[Provided data]
# # # # # # #

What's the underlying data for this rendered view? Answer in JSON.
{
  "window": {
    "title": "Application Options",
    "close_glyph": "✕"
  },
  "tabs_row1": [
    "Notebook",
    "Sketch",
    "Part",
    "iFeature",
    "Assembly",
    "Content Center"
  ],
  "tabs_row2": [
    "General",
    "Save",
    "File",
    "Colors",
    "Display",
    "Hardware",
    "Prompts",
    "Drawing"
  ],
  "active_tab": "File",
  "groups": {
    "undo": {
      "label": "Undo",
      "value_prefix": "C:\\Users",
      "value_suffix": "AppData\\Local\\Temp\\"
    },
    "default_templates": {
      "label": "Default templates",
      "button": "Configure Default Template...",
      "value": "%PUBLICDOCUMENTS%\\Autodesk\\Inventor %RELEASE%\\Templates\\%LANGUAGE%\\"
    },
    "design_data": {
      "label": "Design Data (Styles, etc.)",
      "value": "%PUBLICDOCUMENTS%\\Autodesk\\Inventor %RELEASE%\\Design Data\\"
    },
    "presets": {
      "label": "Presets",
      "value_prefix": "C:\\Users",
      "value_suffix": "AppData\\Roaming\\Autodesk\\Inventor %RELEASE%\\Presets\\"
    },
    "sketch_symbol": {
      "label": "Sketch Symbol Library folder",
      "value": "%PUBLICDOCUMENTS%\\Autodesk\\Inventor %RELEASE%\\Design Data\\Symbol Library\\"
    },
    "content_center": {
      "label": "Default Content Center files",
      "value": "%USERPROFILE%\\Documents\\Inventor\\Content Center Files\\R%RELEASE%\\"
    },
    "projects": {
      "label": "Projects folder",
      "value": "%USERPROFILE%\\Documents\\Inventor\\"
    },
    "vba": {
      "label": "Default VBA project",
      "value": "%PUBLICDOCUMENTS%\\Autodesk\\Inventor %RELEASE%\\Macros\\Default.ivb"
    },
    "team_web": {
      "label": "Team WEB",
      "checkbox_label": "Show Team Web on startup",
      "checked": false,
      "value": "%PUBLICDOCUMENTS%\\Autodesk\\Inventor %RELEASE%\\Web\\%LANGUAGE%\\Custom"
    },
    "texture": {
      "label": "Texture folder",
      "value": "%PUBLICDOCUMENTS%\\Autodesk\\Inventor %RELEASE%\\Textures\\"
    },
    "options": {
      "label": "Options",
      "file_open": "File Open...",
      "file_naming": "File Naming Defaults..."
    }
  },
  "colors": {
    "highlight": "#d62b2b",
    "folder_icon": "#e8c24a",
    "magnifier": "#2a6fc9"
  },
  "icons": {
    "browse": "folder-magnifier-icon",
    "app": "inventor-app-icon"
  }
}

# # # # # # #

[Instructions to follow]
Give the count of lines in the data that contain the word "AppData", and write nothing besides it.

[Solution for this task]
2